Imagine what my brain would have kept then!
So, I get it: when we are choosing a toddler program or a preschool or even an elementary school for our children, none of us think — well, what if my child has a stroke in their 30s? How will this preschool education impact that?
It’s not something we generally think about.
However, every single one of us ages.
You just aged right now. And now.
And, yes, of course we want to plan to make sure our children get a solid education now. We want them to be capable of achieving their dreams!
Dr. Montessori says that it is the young adult in the ages of 18 to 24 who is finding out where his/her interested and education intersect with the world’s needs. We all envision our children asking these questions and struggling to find the answers to them.
But, life doesn’t end when we find our occupation.
I’ll say that again, because I think sometimes we are in too much of a hurry to notice it:
Life doesn’t end when we find our occupation.
We have vibrant family and like-family lives until the very end. I just have to believe that a Montessori education provides much, much more than an education that will give a child a future productive career. I believe it will give them a healthier brain. A healthier brain to enjoy their children, their grandchildren, and their great-grandchildren.
So, I’ll admit: this isn’t the best advertisement for prospective parents looking for a place for their child to learn their ABCs.
But, I would like to encourage you to think BIGGER about what it is you want for your children. For all of our children.
Small disclaimer: My joy in Montessori is even bigger than healthy brains, although that is a recent event. A Montessori education is much, much more than *simply* a multi sensory education and I feel that I’d be misrepresenting Montessori if you left thinking this.
Montessori education educates the whole child and embeds peace education from the very young in the effort to bring about greater harmony. Hoping for a better, more peaceful world is why I chose a Montessori education for my children and why I want it to be available for more children worldwide.
Hampton Cove Toddler Lead Teacher
Kramer, R. (1976). Maria Montessori: A Biography. New York: Capricorn Books
You always see a lot of joy on children’s faces on the day we have a cooking class. You also hear lot of questions – What are we cooking? Is it time yet? They show lots of curiosity on what happens next.
After all the preparation of watching lessons and working with the practical life materials, it is time now for putting them to use. The kids show excitement in their faces while watching boiling water, melting cheese, frying, baking, toasting, and breaking eggs or turning simple banana to a yummy treat. Even though they are picky eaters, they enjoy eating what they cook because they made those all by themselves. They show a lot of pride in their accomplishment.

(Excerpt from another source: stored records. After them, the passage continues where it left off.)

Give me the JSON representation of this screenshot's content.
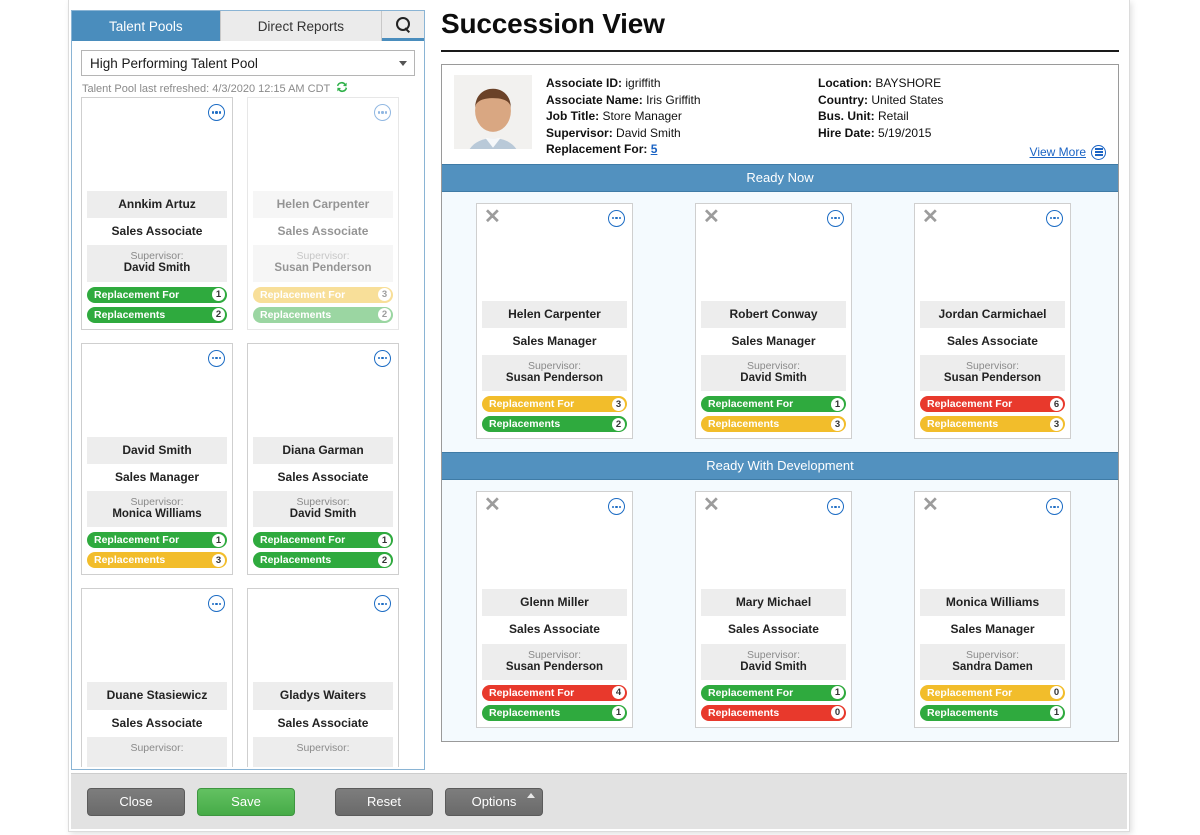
{
  "page": {
    "title": "Succession View"
  },
  "sidebar": {
    "tabs": [
      {
        "label": "Talent Pools",
        "active": true
      },
      {
        "label": "Direct Reports",
        "active": false
      }
    ],
    "search_icon": "search-icon",
    "pool_select": {
      "value": "High Performing Talent Pool",
      "caret_icon": "chevron-down-icon"
    },
    "refresh_text": "Talent Pool last refreshed: 4/3/2020 12:15 AM CDT",
    "refresh_icon": "refresh-icon",
    "cards": [
      {
        "name": "Annkim Artuz",
        "job_title": "Sales Associate",
        "supervisor_label": "Supervisor:",
        "supervisor": "David Smith",
        "faded": false,
        "badges": [
          {
            "label": "Replacement For",
            "count": "1",
            "color": "green"
          },
          {
            "label": "Replacements",
            "count": "2",
            "color": "green"
          }
        ]
      },
      {
        "name": "Helen Carpenter",
        "job_title": "Sales Associate",
        "supervisor_label": "Supervisor:",
        "supervisor": "Susan Penderson",
        "faded": true,
        "badges": [
          {
            "label": "Replacement For",
            "count": "3",
            "color": "yellow"
          },
          {
            "label": "Replacements",
            "count": "2",
            "color": "green"
          }
        ]
      },
      {
        "name": "David Smith",
        "job_title": "Sales Manager",
        "supervisor_label": "Supervisor:",
        "supervisor": "Monica Williams",
        "faded": false,
        "badges": [
          {
            "label": "Replacement For",
            "count": "1",
            "color": "green"
          },
          {
            "label": "Replacements",
            "count": "3",
            "color": "yellow"
          }
        ]
      },
      {
        "name": "Diana Garman",
        "job_title": "Sales Associate",
        "supervisor_label": "Supervisor:",
        "supervisor": "David Smith",
        "faded": false,
        "badges": [
          {
            "label": "Replacement For",
            "count": "1",
            "color": "green"
          },
          {
            "label": "Replacements",
            "count": "2",
            "color": "green"
          }
        ]
      },
      {
        "name": "Duane Stasiewicz",
        "job_title": "Sales Associate",
        "supervisor_label": "Supervisor:",
        "supervisor": "",
        "faded": false,
        "badges": []
      },
      {
        "name": "Gladys Waiters",
        "job_title": "Sales Associate",
        "supervisor_label": "Supervisor:",
        "supervisor": "",
        "faded": false,
        "badges": []
      }
    ]
  },
  "associate": {
    "left": [
      {
        "label": "Associate ID:",
        "value": "igriffith"
      },
      {
        "label": "Associate Name:",
        "value": "Iris Griffith"
      },
      {
        "label": "Job Title:",
        "value": "Store Manager"
      },
      {
        "label": "Supervisor:",
        "value": "David Smith"
      },
      {
        "label": "Replacement For:",
        "value": "5",
        "link": true
      }
    ],
    "right": [
      {
        "label": "Location:",
        "value": "BAYSHORE"
      },
      {
        "label": "Country:",
        "value": "United States"
      },
      {
        "label": "Bus. Unit:",
        "value": "Retail"
      },
      {
        "label": "Hire Date:",
        "value": "5/19/2015"
      }
    ],
    "view_more": "View More",
    "view_more_icon": "menu-circle-icon"
  },
  "sections": [
    {
      "band": "Ready Now",
      "cards": [
        {
          "name": "Helen Carpenter",
          "job_title": "Sales Manager",
          "supervisor_label": "Supervisor:",
          "supervisor": "Susan Penderson",
          "badges": [
            {
              "label": "Replacement For",
              "count": "3",
              "color": "yellow"
            },
            {
              "label": "Replacements",
              "count": "2",
              "color": "green"
            }
          ]
        },
        {
          "name": "Robert Conway",
          "job_title": "Sales Manager",
          "supervisor_label": "Supervisor:",
          "supervisor": "David Smith",
          "badges": [
            {
              "label": "Replacement For",
              "count": "1",
              "color": "green"
            },
            {
              "label": "Replacements",
              "count": "3",
              "color": "yellow"
            }
          ]
        },
        {
          "name": "Jordan Carmichael",
          "job_title": "Sales Associate",
          "supervisor_label": "Supervisor:",
          "supervisor": "Susan Penderson",
          "badges": [
            {
              "label": "Replacement For",
              "count": "6",
              "color": "red"
            },
            {
              "label": "Replacements",
              "count": "3",
              "color": "yellow"
            }
          ]
        }
      ]
    },
    {
      "band": "Ready With Development",
      "cards": [
        {
          "name": "Glenn Miller",
          "job_title": "Sales Associate",
          "supervisor_label": "Supervisor:",
          "supervisor": "Susan Penderson",
          "badges": [
            {
              "label": "Replacement For",
              "count": "4",
              "color": "red"
            },
            {
              "label": "Replacements",
              "count": "1",
              "color": "green"
            }
          ]
        },
        {
          "name": "Mary Michael",
          "job_title": "Sales Associate",
          "supervisor_label": "Supervisor:",
          "supervisor": "David Smith",
          "badges": [
            {
              "label": "Replacement For",
              "count": "1",
              "color": "green"
            },
            {
              "label": "Replacements",
              "count": "0",
              "color": "red"
            }
          ]
        },
        {
          "name": "Monica Williams",
          "job_title": "Sales Manager",
          "supervisor_label": "Supervisor:",
          "supervisor": "Sandra Damen",
          "badges": [
            {
              "label": "Replacement For",
              "count": "0",
              "color": "yellow"
            },
            {
              "label": "Replacements",
              "count": "1",
              "color": "green"
            }
          ]
        }
      ]
    }
  ],
  "footer": {
    "buttons": [
      {
        "label": "Close",
        "style": "grey"
      },
      {
        "label": "Save",
        "style": "green"
      },
      {
        "label": "Reset",
        "style": "grey"
      },
      {
        "label": "Options",
        "style": "grey",
        "caret": true
      }
    ]
  },
  "colors": {
    "tab_active": "#4a8dbd",
    "band": "#5291bf",
    "badge_green": "#2faa3e",
    "badge_yellow": "#f2bd2b",
    "badge_red": "#e8392c",
    "link": "#1a63c4",
    "save": "#46ab47"
  }
}
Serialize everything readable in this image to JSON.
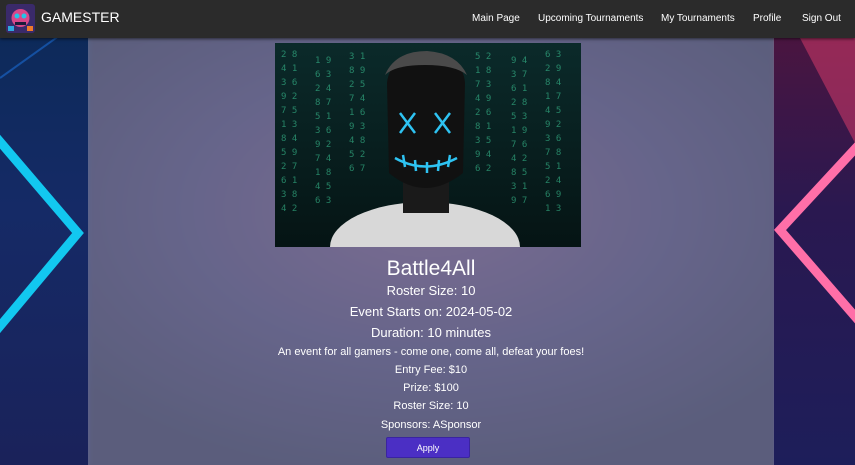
{
  "navbar": {
    "brand": "GAMESTER",
    "links": {
      "main": "Main Page",
      "upcoming": "Upcoming Tournaments",
      "mine": "My Tournaments",
      "profile": "Profile",
      "signout": "Sign Out"
    }
  },
  "event": {
    "title": "Battle4All",
    "roster_line": "Roster Size: 10",
    "start_line": "Event Starts on: 2024-05-02",
    "duration_line": "Duration: 10 minutes",
    "description": "An event for all gamers - come one, come all, defeat your foes!",
    "fee_line": "Entry Fee: $10",
    "prize_line": "Prize: $100",
    "roster_line_2": "Roster Size: 10",
    "sponsors_line": "Sponsors: ASponsor",
    "apply_label": "Apply"
  },
  "colors": {
    "navbar": "#2b2b2b",
    "apply_button": "#4b2fc4",
    "neon_cyan": "#12c8f0",
    "neon_pink": "#ff6fa8"
  }
}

Cooking in Montessori class involves all areas of the classroom – practical life, math, language, science, geography, history and culture, and sensorial.
Practical Life activities include Washing hands, Mixing, Rolling, Cutting, Cleaning, Peeling, Pouring, Hand and Eye Coordination, and the use of different kitchen tools such as knives, spoons, forks, egg-beaters, tongs, etc. Also, it teaches how to follow steps in a recipe, and improves fine motor skills.
Math includes activities such as Measurement, Fraction, Numbers, Time, etc.
Language activities include exposure to new words such as names of ingredients, recipes, places, etc.
Science includes activities such as differentiating between hot and cold or solid, liquid, and gas, or boiling and melting, etc.
History and Culture activities involves understanding about the holidays and festivals from different regions of the world.
Sensorial activities involve all the five senses – touch, smell, see, hear, and taste.
Primary Lead Teacher